To godivarise is to create or uncover links between chocolate and the Lady Godiva myth. The word dates back to 1926, when Godiva chocolatier was founded so that the legacy of this eleventh-century English noblewoman, famous for riding naked through the streets of Coventry, “might long be continued”. Since then, Godiva have so thoroughly colonised the meaning with their pralines, that whenever we see an image of Lady Godiva it is hard not to think of smooth, shiny, softly contoured pralines as well.
The bronze statue of Lady Godiva standing in Coventry’s city centre is an elegant but striking image of the city’s regeneration following the destruction of World War Two. But, by not being made of smooth milk chocolate filled with hazelnut cream, many believe the statue is not symbolic enough. Perhaps all statues of Lady Godiva should be made of chocolate? Some look as if they already are. The sculpture in the Maidstone Museum certainly does; as does the one in Coventry’s medieval Guildhall; and so does the little Belgian statuette sold at Christie’s in 2011.
And isn’t it particularly appropriate that the cocoa tree’s Latin name, Theobroma cacao, should mean “food of the gods”, for Godiva is a Latinised version of the Old English Godgifu, meaning “gift of God”. Pralines with divine connections?
Godiverisers have often speculated on whether, if she were alive today, Lady Godiva would apply her penchant for exhibitionism to the promotion of expensive pralines. Or would she, like nineteen-year-old Coventry model Nicola Wright, submit to being covered in chocolate as part of a body butter promotion?

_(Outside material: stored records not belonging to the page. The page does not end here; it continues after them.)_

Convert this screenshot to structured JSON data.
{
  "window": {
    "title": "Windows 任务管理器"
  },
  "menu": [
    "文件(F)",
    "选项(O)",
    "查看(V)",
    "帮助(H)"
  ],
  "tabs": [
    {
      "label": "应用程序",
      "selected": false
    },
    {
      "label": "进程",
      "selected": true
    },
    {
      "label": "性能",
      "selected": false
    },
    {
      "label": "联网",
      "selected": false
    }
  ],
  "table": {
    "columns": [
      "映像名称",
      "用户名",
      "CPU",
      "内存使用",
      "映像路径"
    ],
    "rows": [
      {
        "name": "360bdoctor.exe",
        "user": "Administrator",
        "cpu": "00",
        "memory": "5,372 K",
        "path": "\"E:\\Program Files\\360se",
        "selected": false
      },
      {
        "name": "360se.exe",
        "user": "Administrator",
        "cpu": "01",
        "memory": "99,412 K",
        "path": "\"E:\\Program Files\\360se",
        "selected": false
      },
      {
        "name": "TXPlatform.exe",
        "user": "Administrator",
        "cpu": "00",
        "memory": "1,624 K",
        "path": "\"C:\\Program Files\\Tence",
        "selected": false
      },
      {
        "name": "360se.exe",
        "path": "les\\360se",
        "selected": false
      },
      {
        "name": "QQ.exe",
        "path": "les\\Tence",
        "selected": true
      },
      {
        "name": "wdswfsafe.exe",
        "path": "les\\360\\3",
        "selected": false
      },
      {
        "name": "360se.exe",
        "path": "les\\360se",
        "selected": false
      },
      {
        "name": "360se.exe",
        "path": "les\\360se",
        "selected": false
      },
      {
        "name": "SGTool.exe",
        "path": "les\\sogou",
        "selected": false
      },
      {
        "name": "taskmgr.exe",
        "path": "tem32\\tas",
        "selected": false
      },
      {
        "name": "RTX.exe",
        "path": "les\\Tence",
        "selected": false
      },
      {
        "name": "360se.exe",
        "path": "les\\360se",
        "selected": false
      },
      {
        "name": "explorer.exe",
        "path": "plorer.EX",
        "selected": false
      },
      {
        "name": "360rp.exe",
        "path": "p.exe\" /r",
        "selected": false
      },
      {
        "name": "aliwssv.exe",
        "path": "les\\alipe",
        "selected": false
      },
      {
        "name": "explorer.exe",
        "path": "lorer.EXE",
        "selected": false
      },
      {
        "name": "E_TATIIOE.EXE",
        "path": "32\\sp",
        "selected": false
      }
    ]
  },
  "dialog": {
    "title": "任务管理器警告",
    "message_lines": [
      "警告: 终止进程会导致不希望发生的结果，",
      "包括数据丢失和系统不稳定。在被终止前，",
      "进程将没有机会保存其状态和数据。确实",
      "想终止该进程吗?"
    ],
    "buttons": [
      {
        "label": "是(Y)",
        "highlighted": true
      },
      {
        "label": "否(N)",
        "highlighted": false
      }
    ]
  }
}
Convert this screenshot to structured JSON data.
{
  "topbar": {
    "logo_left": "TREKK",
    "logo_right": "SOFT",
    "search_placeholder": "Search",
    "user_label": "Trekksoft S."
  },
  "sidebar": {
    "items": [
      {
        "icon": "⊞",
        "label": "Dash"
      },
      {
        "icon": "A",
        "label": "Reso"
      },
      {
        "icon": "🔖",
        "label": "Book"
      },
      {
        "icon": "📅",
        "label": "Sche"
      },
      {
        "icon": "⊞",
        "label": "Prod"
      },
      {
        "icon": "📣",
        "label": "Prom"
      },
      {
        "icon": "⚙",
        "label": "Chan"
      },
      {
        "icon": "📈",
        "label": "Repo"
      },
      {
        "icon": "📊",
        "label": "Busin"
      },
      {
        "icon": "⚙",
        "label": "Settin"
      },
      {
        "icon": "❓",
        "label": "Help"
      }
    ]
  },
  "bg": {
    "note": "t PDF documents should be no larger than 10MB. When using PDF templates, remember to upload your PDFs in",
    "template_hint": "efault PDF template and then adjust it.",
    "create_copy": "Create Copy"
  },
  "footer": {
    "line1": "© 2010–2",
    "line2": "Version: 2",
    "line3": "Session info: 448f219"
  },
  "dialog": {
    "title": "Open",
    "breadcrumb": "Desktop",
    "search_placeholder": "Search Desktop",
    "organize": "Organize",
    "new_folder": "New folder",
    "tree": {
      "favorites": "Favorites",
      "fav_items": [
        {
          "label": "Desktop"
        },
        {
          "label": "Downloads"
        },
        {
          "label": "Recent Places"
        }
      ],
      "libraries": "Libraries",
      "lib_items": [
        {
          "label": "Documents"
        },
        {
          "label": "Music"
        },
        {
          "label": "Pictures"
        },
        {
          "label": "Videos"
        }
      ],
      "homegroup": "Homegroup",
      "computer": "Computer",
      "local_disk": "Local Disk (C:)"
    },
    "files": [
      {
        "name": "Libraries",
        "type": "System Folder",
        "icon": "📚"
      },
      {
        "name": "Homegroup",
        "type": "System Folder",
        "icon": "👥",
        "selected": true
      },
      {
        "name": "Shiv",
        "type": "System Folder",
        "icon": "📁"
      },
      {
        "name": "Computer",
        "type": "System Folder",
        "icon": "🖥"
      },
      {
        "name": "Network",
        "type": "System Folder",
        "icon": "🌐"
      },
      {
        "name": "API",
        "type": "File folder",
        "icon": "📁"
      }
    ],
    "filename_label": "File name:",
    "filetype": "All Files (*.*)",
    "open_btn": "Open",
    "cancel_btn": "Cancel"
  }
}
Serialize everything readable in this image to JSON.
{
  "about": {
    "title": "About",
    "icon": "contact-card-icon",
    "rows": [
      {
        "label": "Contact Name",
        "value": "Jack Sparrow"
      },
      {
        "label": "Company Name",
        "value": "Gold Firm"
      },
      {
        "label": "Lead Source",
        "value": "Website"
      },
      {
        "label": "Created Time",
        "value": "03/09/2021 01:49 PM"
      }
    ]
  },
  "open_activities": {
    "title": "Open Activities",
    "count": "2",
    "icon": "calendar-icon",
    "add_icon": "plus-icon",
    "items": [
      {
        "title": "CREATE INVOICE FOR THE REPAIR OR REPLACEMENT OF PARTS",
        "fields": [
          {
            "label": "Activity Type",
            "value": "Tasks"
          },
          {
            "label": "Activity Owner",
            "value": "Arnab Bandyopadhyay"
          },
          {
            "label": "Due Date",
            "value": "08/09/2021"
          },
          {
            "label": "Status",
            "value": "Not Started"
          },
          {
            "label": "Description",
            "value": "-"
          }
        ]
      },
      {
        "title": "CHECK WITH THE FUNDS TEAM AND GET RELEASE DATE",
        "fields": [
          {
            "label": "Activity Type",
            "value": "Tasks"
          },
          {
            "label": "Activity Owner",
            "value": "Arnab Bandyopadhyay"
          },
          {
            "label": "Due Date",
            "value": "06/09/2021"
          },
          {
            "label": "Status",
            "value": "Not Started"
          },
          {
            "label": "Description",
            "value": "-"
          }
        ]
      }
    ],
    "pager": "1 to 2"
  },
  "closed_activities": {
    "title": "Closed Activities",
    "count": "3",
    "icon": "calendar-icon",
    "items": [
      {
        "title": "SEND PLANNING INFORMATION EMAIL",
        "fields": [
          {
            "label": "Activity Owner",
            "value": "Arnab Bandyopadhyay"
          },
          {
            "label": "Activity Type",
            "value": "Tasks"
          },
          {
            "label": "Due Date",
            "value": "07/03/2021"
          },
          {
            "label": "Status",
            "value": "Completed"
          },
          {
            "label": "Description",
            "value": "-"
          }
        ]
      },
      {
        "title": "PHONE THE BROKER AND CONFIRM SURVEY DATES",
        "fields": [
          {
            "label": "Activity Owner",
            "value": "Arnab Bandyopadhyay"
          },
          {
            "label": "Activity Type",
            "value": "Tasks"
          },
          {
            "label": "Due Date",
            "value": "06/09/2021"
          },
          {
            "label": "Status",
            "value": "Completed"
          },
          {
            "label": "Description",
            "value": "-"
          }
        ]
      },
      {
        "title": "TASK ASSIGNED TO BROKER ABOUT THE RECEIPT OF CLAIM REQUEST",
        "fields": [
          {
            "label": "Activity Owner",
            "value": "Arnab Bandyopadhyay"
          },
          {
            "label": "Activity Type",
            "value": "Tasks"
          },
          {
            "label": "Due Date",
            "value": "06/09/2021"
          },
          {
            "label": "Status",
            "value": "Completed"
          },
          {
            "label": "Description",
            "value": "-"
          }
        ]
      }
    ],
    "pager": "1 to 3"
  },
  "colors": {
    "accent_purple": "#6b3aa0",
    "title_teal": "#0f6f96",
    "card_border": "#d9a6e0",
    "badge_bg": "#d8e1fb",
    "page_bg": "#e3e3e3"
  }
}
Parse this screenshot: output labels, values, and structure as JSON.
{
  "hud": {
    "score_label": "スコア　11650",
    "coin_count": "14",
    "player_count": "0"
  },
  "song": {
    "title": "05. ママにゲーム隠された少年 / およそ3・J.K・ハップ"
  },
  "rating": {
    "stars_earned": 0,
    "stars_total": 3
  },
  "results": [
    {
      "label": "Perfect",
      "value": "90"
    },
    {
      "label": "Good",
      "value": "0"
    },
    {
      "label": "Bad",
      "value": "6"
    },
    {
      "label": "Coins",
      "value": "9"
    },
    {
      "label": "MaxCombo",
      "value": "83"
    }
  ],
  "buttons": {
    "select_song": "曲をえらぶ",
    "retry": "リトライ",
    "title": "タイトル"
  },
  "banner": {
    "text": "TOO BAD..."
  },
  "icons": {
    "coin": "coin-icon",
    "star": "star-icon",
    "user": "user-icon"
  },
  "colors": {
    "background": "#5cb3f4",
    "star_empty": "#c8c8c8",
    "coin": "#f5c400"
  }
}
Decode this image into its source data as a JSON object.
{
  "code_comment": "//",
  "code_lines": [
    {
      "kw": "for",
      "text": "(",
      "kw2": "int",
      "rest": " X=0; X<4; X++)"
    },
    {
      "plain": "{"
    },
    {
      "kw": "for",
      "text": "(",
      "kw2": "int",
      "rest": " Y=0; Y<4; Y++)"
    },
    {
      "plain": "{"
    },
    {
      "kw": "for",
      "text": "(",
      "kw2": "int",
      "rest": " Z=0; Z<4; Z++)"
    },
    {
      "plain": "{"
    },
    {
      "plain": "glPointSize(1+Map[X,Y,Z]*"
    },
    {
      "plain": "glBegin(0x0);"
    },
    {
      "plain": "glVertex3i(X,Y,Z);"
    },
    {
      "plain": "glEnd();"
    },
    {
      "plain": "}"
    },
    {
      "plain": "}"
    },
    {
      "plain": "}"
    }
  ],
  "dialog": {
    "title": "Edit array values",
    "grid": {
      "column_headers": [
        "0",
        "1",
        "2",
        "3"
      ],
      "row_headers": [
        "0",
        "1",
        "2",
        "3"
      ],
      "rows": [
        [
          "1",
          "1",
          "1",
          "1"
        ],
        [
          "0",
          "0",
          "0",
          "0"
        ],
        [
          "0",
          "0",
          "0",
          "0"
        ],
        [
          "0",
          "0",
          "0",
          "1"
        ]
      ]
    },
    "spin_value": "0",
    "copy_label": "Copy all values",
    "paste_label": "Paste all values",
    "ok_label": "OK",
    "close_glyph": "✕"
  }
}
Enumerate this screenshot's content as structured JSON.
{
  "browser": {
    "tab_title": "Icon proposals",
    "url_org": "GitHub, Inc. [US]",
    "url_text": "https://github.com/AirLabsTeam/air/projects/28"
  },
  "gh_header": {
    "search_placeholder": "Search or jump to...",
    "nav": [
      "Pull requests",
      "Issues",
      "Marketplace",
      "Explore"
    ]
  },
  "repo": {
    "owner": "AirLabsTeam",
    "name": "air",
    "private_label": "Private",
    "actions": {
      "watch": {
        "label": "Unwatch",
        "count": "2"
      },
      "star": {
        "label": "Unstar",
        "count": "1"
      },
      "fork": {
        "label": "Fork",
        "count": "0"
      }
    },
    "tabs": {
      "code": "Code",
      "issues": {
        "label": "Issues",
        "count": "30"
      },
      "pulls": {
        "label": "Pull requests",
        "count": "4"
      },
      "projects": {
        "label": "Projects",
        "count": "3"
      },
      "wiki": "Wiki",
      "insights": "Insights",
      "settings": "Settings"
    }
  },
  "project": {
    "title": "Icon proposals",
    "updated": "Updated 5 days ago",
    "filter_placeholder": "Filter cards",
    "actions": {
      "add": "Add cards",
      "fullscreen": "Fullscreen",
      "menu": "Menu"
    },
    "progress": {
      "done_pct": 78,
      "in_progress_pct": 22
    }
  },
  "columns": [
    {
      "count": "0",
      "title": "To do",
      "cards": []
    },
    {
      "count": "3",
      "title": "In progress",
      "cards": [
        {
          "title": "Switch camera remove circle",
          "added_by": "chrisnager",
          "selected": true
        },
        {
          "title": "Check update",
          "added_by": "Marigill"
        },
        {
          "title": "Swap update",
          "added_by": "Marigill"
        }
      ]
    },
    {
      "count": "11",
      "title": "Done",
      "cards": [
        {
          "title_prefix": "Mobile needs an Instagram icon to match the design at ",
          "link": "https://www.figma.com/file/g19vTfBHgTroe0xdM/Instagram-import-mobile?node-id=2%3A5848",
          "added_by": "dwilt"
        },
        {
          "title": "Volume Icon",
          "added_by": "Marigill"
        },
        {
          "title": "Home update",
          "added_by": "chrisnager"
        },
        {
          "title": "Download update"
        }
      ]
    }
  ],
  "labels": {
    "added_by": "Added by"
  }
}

So when American lingerie company Eberjey proclaims on its website that everything a woman wears should exude an aura of love and joy, does this mean that women should wear intimates from Eberjey’s own Lady Godiva collection – cami tops, pj’s, and robes etc. – when picking their way through a ballotin of Belgium’s best?